Stoll writes a winding narrative history of the land, policy, and people of the US highlands. It could certainly use some tightening; the book mirrors the land in the way it runs in confusing circles. That being said, it is worth reading. Below are some of the notes I had reading through the book (it’s frustrating that goodreads does not support bullet point lists):
Like many interesting ideas, this one is obvious once it is pointed out: a transition into capitalism occurs when people pursue money as their primary source of subsistence as opposed to using it as a supplement to that which they create themselves.
The discussion of Hamilton is quite interesting – the quotes from Federalist 13 used to demonstrate the power of money in creating and enforcing territorial boundaries are striking:
Civil power, properly organized and exerted, is capable of diffusing its force to a very great extent; and can, in a manner, reproduce itself in every part of a great empire by a judicious arrangement of subordinate institutions
One important note is that while Hamilton aimed to disrupt the barter economy and transition it into part of the capital (and therefore civic) enterprise, he did not wish to sever the people from the land that sustained them. Joint-stock corporations chartered by Virginia and later West Virginia had no such restraint. One point stressed repeatedly is that those who profit from the land are not of it; they are instead planters, capitalists, and financiers. Their work breaks the bond between the people who are of the land by destroying the commons.

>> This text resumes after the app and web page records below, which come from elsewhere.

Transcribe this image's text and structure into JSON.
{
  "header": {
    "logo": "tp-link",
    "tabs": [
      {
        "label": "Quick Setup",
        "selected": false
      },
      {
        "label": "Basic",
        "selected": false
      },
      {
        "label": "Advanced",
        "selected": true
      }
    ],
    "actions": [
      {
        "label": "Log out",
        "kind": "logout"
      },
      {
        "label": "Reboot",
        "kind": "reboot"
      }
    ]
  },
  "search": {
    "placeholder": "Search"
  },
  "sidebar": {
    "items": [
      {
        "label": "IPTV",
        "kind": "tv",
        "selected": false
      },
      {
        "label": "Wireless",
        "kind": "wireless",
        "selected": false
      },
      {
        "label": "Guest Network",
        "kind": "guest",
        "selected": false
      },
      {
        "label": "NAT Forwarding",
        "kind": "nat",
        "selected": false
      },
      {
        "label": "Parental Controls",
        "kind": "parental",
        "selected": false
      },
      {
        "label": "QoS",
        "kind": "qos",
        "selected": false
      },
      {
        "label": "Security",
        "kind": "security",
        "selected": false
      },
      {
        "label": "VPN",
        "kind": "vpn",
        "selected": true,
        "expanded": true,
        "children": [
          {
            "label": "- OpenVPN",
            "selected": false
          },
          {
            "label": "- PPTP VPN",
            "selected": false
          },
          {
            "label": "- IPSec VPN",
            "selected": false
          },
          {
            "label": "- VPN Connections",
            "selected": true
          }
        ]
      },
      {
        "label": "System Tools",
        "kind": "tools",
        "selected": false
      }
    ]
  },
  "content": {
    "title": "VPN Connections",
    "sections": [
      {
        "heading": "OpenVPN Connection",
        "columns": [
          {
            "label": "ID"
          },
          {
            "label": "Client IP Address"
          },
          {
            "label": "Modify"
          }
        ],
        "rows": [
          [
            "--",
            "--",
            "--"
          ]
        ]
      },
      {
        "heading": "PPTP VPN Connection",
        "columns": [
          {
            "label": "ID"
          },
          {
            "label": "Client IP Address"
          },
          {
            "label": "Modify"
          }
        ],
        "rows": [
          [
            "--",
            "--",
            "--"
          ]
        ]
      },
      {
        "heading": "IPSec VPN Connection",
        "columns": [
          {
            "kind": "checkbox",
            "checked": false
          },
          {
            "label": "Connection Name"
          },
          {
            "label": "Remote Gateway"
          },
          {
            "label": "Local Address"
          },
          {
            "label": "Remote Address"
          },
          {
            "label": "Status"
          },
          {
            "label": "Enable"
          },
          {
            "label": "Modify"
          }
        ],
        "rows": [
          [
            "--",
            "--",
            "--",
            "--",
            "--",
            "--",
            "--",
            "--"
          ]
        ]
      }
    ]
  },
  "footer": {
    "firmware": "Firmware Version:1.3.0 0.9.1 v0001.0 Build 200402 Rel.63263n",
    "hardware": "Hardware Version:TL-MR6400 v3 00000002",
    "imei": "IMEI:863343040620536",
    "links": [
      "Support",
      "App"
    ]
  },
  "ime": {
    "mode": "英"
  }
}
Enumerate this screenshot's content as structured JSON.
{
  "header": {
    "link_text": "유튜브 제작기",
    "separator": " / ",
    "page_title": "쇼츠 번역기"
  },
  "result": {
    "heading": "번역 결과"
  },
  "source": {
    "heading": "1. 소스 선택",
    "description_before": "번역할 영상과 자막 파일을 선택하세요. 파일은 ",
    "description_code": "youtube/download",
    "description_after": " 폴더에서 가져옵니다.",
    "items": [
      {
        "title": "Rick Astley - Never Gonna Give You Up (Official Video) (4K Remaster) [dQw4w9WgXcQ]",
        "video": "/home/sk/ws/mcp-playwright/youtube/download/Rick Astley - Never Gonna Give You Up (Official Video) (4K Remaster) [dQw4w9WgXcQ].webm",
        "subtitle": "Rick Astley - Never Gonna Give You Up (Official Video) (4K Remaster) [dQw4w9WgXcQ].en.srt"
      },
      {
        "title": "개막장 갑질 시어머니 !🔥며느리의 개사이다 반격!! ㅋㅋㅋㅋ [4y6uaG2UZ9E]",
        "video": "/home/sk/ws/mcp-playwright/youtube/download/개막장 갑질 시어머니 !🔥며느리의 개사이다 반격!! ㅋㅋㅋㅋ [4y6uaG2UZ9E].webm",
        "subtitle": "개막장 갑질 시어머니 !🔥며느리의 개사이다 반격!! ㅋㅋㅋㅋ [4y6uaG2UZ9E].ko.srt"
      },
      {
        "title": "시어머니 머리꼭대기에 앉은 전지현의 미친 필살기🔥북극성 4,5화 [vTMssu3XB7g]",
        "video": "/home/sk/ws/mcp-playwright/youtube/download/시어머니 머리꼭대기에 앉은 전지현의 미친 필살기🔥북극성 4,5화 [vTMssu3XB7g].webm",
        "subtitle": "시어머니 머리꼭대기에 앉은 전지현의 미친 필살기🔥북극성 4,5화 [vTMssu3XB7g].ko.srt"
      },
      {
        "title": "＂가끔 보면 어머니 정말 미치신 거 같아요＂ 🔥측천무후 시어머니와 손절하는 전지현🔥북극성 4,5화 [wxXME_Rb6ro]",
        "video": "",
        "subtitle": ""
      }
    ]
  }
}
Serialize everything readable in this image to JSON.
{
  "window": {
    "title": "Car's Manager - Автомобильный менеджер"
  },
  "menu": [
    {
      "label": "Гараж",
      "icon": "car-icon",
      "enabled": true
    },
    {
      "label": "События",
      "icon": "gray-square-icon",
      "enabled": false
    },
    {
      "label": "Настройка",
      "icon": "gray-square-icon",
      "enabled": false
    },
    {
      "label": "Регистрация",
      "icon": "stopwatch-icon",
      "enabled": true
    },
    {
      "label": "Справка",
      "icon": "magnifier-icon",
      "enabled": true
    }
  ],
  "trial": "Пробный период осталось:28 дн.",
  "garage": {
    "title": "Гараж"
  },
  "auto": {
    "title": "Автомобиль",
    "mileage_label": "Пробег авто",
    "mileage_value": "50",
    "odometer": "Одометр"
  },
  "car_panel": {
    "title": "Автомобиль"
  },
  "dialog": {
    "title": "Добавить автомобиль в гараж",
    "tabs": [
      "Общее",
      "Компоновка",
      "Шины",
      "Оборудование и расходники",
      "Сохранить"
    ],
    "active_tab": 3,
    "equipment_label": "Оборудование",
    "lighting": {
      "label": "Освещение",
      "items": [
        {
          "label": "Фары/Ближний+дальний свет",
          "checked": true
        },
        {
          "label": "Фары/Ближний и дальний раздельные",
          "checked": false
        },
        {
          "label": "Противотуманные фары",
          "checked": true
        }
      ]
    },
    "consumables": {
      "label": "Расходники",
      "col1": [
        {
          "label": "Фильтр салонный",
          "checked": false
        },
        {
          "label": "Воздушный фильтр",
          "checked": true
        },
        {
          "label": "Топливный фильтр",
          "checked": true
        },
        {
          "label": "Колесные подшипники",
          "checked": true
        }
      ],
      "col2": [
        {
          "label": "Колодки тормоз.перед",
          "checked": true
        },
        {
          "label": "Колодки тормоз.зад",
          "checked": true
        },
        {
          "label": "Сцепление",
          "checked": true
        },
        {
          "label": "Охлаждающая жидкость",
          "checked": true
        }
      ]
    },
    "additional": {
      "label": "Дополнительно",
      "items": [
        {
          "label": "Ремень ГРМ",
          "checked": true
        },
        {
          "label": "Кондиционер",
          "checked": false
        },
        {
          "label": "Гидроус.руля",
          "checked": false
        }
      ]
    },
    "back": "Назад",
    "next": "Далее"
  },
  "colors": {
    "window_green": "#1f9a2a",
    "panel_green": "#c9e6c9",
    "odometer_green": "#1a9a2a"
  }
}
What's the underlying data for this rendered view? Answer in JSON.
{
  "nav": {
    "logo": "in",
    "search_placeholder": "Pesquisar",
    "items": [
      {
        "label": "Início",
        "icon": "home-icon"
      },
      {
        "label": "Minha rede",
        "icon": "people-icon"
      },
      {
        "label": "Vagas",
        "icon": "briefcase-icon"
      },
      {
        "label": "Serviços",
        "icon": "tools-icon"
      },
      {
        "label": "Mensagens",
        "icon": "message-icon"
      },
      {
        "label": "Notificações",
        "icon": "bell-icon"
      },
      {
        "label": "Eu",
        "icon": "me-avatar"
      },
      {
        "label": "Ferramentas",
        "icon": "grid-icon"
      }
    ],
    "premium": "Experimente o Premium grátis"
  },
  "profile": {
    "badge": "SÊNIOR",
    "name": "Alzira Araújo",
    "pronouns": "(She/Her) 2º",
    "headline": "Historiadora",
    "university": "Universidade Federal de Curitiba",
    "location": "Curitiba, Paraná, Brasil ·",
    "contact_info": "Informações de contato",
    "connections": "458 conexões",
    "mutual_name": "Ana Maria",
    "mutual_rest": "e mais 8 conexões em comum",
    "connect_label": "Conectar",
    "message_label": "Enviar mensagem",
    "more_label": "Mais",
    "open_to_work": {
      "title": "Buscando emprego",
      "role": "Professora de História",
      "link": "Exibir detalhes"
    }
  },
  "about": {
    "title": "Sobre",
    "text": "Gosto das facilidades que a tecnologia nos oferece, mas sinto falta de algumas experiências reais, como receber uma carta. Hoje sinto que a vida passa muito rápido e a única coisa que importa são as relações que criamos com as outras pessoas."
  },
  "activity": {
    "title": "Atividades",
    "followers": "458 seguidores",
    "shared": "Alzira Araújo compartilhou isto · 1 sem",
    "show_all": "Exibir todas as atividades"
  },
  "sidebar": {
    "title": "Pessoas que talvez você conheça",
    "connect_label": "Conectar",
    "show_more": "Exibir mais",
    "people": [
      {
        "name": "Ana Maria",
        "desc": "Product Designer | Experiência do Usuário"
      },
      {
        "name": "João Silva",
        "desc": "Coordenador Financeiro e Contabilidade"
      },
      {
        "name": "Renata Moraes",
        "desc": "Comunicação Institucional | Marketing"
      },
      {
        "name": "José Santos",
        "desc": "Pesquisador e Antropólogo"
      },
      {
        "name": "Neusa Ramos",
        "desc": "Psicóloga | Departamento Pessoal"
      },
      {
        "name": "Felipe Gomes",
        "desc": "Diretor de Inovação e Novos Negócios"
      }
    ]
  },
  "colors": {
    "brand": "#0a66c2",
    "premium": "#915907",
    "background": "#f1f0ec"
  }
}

Fleeting remarks about the huge transformation caused by war waged between Union and Confederacy; Stoll suggests that the damage caused by it paved the way for the rending of people from land.
The language used throughout is one where the capitalist system is (rightly and thoroughly) criticized. In later chapters, he presents some mock legislation enshrining smallholder’s rights. Perhaps to most salient and obvious thing that could be done is the strict control/restriction of absentee landholding. Throughout the book he writes at length about the shadow system of property and deeds that lives alongside the legal one; the shadow system is often much more detailed though its documentation is sparse and not backed by the state.
Perhaps the biggest criticism of the book is the consistent romanticization of the poverty of smallholding. It is a bit unclear what peoples’ living conditions were. Stoll makes a number of oblique references to their conditions but ultimately hand-waves away any seriously crushing poverty.
There are important and real critique of modern “development” thinking. This quote in particular stuck out to me:
Nonetheless, most development thought insists that the poor and hungry of the world -- people who took care of most of their own needs by farming and trading in once robust environments -- will be saved by somewhat different versions of the same thinking that made them poor in the first place.